START DATA FOR PROCESSING

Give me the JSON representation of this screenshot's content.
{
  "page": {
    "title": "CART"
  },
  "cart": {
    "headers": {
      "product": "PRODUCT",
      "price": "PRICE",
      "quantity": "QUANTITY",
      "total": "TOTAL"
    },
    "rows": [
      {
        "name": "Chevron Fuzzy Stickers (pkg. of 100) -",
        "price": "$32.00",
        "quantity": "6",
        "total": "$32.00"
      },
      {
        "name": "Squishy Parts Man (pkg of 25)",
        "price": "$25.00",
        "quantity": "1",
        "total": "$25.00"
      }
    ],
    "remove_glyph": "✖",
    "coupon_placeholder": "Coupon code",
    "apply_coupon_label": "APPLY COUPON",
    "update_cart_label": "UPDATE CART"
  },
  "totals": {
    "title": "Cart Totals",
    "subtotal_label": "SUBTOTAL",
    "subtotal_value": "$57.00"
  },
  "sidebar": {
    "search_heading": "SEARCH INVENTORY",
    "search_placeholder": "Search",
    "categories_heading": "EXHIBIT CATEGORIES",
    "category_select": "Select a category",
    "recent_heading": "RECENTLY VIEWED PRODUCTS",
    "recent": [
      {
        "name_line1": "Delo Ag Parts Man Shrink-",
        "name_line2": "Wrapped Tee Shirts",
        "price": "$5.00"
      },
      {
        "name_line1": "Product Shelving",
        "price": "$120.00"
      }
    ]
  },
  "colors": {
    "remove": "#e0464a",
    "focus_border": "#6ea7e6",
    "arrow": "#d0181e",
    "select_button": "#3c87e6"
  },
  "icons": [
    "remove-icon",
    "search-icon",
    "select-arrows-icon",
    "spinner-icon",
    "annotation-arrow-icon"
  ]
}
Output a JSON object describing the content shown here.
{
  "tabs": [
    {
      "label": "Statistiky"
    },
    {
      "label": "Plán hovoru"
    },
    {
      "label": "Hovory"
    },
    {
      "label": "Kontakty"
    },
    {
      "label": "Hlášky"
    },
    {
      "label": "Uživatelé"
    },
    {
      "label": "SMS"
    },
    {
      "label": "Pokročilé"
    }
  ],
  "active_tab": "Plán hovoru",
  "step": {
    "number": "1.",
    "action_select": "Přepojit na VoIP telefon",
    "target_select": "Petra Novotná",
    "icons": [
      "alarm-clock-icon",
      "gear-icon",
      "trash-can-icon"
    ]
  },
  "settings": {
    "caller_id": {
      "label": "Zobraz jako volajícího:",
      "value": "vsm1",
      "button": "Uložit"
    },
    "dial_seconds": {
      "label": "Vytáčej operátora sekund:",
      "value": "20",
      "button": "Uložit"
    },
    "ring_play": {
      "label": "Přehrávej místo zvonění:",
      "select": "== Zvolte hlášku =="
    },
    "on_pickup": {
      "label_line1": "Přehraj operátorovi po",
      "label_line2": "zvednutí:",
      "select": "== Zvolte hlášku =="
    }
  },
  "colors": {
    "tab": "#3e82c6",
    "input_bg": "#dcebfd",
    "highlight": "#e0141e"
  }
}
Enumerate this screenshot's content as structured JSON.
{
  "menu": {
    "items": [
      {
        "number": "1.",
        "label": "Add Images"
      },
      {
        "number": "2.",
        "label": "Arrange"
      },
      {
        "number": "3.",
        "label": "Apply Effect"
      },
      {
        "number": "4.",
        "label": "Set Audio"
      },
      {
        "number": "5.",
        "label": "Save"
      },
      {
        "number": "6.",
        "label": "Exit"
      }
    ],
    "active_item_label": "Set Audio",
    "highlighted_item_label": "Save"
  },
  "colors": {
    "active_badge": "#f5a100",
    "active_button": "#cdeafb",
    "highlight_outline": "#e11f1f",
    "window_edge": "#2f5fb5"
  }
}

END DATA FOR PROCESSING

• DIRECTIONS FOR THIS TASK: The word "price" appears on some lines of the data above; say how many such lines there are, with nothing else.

• OUTPUT FOR THIS TASK: 5